→ ACTION ITEM: Each record should be set down again so that it matches the original exactly.

☆ ☆ ☆ ☆ ☆ ☆ ☆

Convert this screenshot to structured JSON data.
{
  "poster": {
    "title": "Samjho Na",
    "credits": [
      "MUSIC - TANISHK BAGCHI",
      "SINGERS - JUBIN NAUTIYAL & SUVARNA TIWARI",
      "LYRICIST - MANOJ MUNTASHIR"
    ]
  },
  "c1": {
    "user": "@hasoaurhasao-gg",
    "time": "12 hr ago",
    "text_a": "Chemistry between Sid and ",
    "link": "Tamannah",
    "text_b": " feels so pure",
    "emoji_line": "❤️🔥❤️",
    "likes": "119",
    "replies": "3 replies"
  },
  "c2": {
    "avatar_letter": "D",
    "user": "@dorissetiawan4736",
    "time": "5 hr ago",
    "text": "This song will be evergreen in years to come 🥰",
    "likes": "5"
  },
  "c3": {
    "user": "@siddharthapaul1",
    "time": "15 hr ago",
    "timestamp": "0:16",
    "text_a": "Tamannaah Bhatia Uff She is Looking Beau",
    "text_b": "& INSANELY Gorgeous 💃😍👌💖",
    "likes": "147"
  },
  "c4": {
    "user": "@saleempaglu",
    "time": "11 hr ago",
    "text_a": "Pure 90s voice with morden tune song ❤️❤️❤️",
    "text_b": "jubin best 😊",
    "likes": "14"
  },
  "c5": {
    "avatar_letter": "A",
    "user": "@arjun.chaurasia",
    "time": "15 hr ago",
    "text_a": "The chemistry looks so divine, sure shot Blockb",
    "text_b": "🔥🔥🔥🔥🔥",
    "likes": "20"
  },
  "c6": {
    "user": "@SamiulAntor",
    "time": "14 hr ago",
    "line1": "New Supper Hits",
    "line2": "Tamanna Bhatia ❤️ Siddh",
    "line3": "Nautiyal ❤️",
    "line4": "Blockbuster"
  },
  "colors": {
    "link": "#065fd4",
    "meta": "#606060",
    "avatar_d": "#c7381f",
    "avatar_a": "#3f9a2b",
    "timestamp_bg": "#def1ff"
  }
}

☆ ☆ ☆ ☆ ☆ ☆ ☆

→ RESPONSE TO THE TASK:
Convert this screenshot to structured JSON data.
{
  "poster": {
    "title": "Samjho Na",
    "credits": [
      "MUSIC - TANISHK BAGCHI",
      "SINGERS - JUBIN NAUTIYAL & SUVARNA TIWARI",
      "LYRICIST - MANOJ MUNTASHIR"
    ]
  },
  "c1": {
    "user": "@hasoaurhasao-gg",
    "time": "12 hr ago",
    "text_a": "Chemistry between Sid and ",
    "link": "Tamannah",
    "text_b": " feels so pure",
    "emoji_line": "❤️🔥❤️",
    "likes": "119",
    "replies": "3 replies"
  },
  "c2": {
    "avatar_letter": "D",
    "user": "@dorissetiawan4736",
    "time": "5 hr ago",
    "text": "This song will be evergreen in years to come 🥰",
    "likes": "5"
  },
  "c3": {
    "user": "@siddharthapaul1",
    "time": "15 hr ago",
    "timestamp": "0:16",
    "text_a": "Tamannaah Bhatia Uff She is Looking Beau",
    "text_b": "& INSANELY Gorgeous 💃😍👌💖",
    "likes": "147"
  },
  "c4": {
    "user": "@saleempaglu",
    "time": "11 hr ago",
    "text_a": "Pure 90s voice with morden tune song ❤️❤️❤️",
    "text_b": "jubin best 😊",
    "likes": "14"
  },
  "c5": {
    "avatar_letter": "A",
    "user": "@arjun.chaurasia",
    "time": "15 hr ago",
    "text_a": "The chemistry looks so divine, sure shot Blockb",
    "text_b": "🔥🔥🔥🔥🔥",
    "likes": "20"
  },
  "c6": {
    "user": "@SamiulAntor",
    "time": "14 hr ago",
    "line1": "New Supper Hits",
    "line2": "Tamanna Bhatia ❤️ Siddh",
    "line3": "Nautiyal ❤️",
    "line4": "Blockbuster"
  },
  "colors": {
    "link": "#065fd4",
    "meta": "#606060",
    "avatar_d": "#c7381f",
    "avatar_a": "#3f9a2b",
    "timestamp_bg": "#def1ff"
  }
}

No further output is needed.